◆ What is needed:
Taking the lines below one at a time, count those with the string "content" and give the result alone.

◆ Records provided:
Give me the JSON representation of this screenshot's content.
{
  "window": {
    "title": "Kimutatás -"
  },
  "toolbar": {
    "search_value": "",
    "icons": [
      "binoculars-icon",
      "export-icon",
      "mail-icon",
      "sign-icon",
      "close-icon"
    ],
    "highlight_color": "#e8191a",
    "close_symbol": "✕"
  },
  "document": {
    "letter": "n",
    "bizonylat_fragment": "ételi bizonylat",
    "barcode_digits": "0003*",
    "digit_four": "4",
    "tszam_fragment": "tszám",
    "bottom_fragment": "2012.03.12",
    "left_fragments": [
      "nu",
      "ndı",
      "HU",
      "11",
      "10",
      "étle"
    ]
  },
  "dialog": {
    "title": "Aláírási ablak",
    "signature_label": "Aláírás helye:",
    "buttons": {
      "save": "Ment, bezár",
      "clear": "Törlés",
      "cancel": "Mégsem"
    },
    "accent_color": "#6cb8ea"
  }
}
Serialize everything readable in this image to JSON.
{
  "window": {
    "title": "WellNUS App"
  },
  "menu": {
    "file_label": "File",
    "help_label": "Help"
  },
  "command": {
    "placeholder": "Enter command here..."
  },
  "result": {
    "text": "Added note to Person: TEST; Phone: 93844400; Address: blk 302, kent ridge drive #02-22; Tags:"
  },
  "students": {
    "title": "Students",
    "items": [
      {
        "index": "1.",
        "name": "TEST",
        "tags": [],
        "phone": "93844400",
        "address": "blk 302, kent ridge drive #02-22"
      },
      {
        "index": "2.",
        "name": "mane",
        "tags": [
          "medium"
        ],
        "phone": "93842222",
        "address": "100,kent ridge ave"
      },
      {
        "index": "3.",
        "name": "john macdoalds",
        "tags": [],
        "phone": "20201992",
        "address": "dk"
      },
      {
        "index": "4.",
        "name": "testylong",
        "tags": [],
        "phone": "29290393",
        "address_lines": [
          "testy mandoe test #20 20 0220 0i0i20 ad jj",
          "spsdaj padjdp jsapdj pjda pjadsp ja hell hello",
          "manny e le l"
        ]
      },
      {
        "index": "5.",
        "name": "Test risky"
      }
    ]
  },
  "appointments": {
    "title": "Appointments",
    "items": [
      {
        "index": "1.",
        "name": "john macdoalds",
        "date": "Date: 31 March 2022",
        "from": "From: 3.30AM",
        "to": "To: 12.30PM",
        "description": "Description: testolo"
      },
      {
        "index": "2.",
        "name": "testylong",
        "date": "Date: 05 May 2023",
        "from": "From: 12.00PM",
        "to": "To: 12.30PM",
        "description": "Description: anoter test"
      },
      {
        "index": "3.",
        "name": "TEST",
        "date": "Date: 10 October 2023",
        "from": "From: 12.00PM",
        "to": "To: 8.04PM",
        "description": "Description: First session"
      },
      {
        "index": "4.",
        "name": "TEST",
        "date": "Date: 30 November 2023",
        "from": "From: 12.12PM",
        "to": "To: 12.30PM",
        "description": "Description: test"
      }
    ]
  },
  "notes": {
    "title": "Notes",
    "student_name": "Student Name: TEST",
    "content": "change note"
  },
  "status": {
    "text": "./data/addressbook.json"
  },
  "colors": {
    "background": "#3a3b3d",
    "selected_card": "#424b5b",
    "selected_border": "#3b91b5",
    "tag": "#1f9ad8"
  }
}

◆ Task response:
2